  • 7 Receptions of 20+ Yards
  • 4 Touchdowns

Wide receiver A was a high-floor, low-ceiling WR2 type of guy, and wide receiver B was a dude that in a decrepit offense that many deemed droppable in redraft leagues around week 10.

We’re talking about Mohammed Sanu was wide receiver A and Randall Cobb as wide receiver B in this example.

I was kind of surprised about how the numbers shook out at the end of the year because there were matchups where I went up against Sanu thinking “Man, this could be a week where he blows up and does me in” whereas Cobb didn’t even sniff starting lineups unless it was in a pinch due to injury.

—–

Wide Receiver A:

  • 65 Receptions
  • 1,082 Receiving Yards
  • 67.6 Receiving Yards/Game
  • 18 Receptions of 20+ yards
  • 7 Touchdowns

Wide Receiver B:

  • 65 Receptions
  • 810 Receiving Yards
  • 50.6 Receiving Yards/Game
  • 9 Receptions of 20+ Yards
  • 5 Touchdowns

As you can tell by the yards/game and the higher number of receptions with 20+ yards, wide receiver A was a deep threat option this year that relied on the long ball to get a lot of his yardage, which is true because anyone who watched a Patriots game this year knows that Brandin Cooks was Tom Brady’s favorite deep ball option.

Wide receiver B played for an AFC East counterpart and probably took some people by surprise because nobody really expected much out of the New York Jets offense, and Jermaine Kearse definitely surprised some people.

The key difference here was Cooks was an instant start every week, regardless of matchup. Kearse on the other hand could have been left on the bench most of the time.

—–

Wide Receiver A:

  • 57 Receptions
  • 789 Receiving Yards
  • 49.3 Receiving Yards/Game
  • 8 Receptions of 20+ yards
  • 9 Touchdowns

Wide Receiver B:

  • 58 Receptions
  • 847 Receiving Yards
  • 52.9 Receiving Yards/Game
  • 14 Receptions of 20+ Yards
  • 6 Touchdowns

I saved the best for last on this one because this breakdown was the most surprising (to me, at least).

A was part of a high octane offense that many argued was the best in the biz until their QB went down to a torn ACL, and B was lining up with a QB that just came out of retirement and was widely ineffective until he was replaced by a jobber who was, well, also widely ineffective.

You’re looking at Alshon Jeffery vs Kenny Stills here.

Let that sink in for a moment.

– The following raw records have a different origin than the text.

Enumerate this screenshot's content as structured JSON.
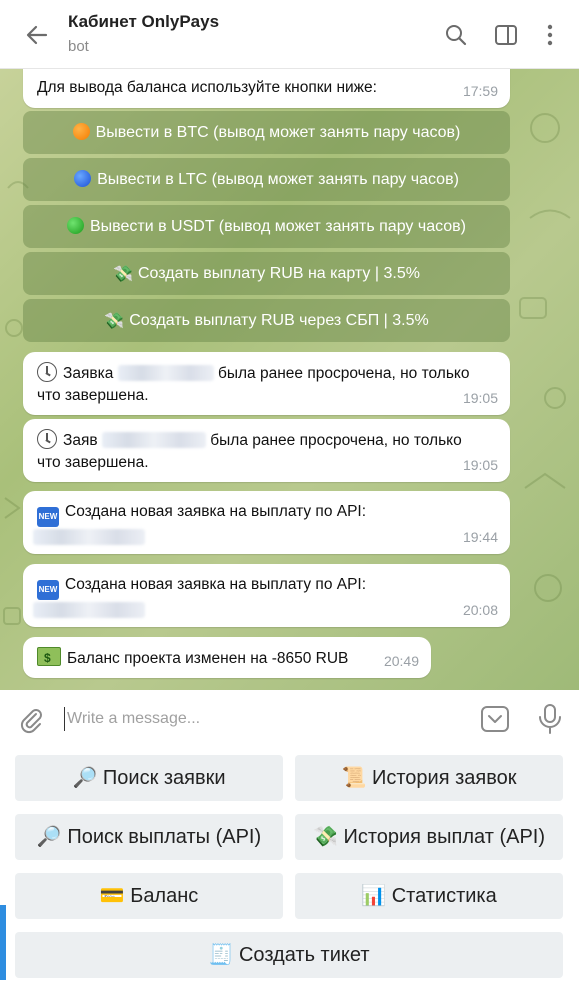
{
  "header": {
    "title": "Кабинет OnlyPays",
    "subtitle": "bot"
  },
  "chat": {
    "intro": {
      "text": "Для вывода баланса используйте кнопки ниже:",
      "time": "17:59"
    },
    "inline_buttons": [
      {
        "icon": "orange-circle",
        "label": "Вывести в BTC  (вывод может занять пару часов)"
      },
      {
        "icon": "blue-circle",
        "label": "Вывести в LTC  (вывод может занять пару часов)"
      },
      {
        "icon": "green-circle",
        "label": "Вывести в USDT  (вывод может занять пару часов)"
      },
      {
        "icon": "money-wings",
        "label": "Создать выплату RUB на карту | 3.5%"
      },
      {
        "icon": "money-wings",
        "label": "Создать выплату RUB через СБП | 3.5%"
      }
    ],
    "messages": [
      {
        "icon": "clock",
        "pre": "Заявка",
        "post": "была ранее просрочена, но только",
        "line2": "что завершена.",
        "time": "19:05"
      },
      {
        "icon": "clock",
        "pre": "Заяв",
        "post": "была ранее просрочена, но только",
        "line2": "что завершена.",
        "time": "19:05"
      },
      {
        "icon": "new-badge",
        "text": "Создана новая заявка на выплату по API:",
        "time": "19:44"
      },
      {
        "icon": "new-badge",
        "text": "Создана новая заявка на выплату по API:",
        "time": "20:08"
      },
      {
        "icon": "money-bag",
        "text": "Баланс проекта изменен на ",
        "amount": "-8650 RUB",
        "time": "20:49"
      }
    ]
  },
  "composer": {
    "placeholder": "Write a message..."
  },
  "keyboard": [
    {
      "icon": "🔎",
      "label": "Поиск заявки"
    },
    {
      "icon": "📜",
      "label": "История заявок"
    },
    {
      "icon": "🔎",
      "label": "Поиск выплаты (API)"
    },
    {
      "icon": "💸",
      "label": "История выплат (API)"
    },
    {
      "icon": "💳",
      "label": "Баланс"
    },
    {
      "icon": "📊",
      "label": "Статистика"
    },
    {
      "icon": "🧾",
      "label": "Создать тикет"
    }
  ],
  "new_badge_text": "NEW",
  "colors": {
    "accent": "#2e8de0",
    "chat_bg": "#b3c78a",
    "button_bg": "#eceff1"
  }
}
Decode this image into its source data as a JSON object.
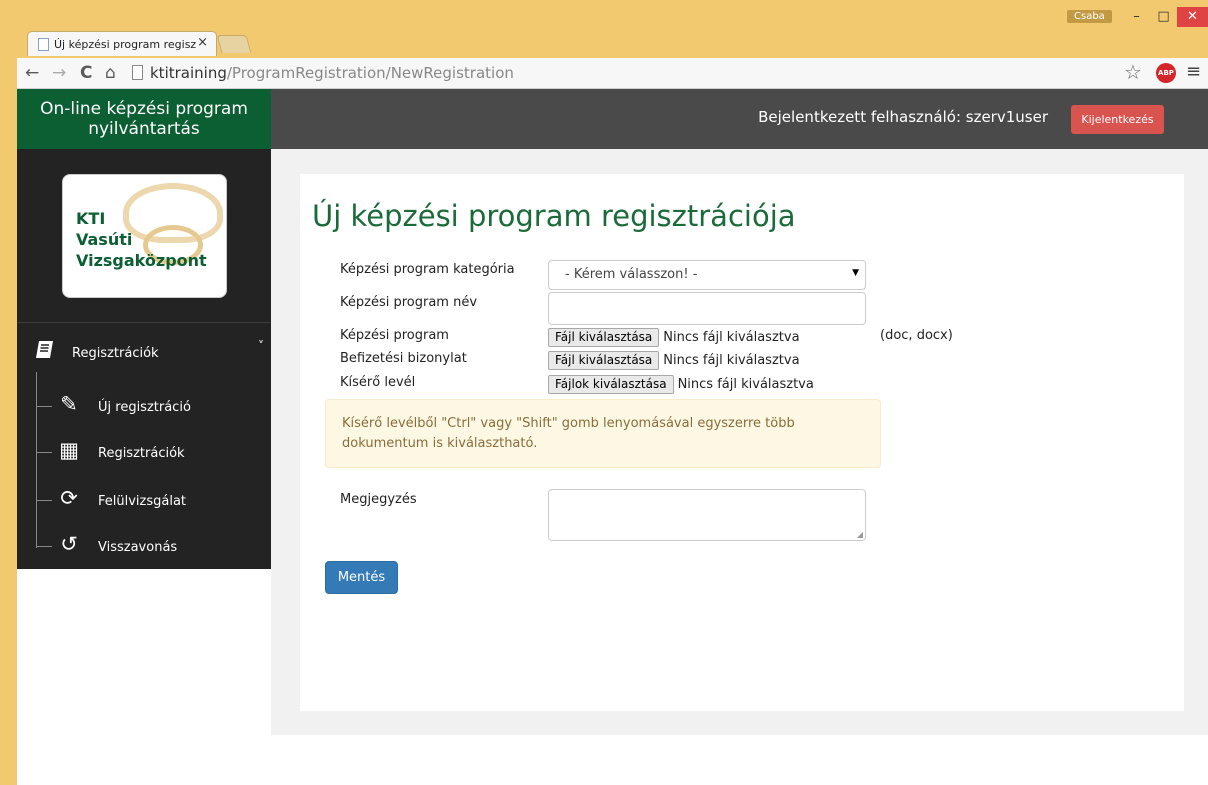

More times than not, you’re starting Alshon all day everyday, but at the end of the season, he mirrored Kenny Stills in production.

—–

There you have it! As a reminder, I don’t want word going around saying that @TheEricMally said Kenny Stills is a better WR than Alshon or that I said you should draft Jermaine Kearse over Brandin Cooks.

Not a chance.

It’s all about looking at the numbers from an objective point of view.

One thought on “Separating the Names from the Numbers: WR Edition

Add yours

Leave a Reply

Fill in your details below or click an icon to log in:

WordPress.com Logo

You are commenting using your WordPress.com account. Log Out /  Change )

Google+ photo

You are commenting using your Google+ account. Log Out /  Change )

Twitter picture

You are commenting using your Twitter account. Log Out /  Change )

Facebook photo

You are commenting using your Facebook account. Log Out /  Change )

Connecting to %s

Create a website or blog at WordPress.com

Up ↑

%d bloggers like this: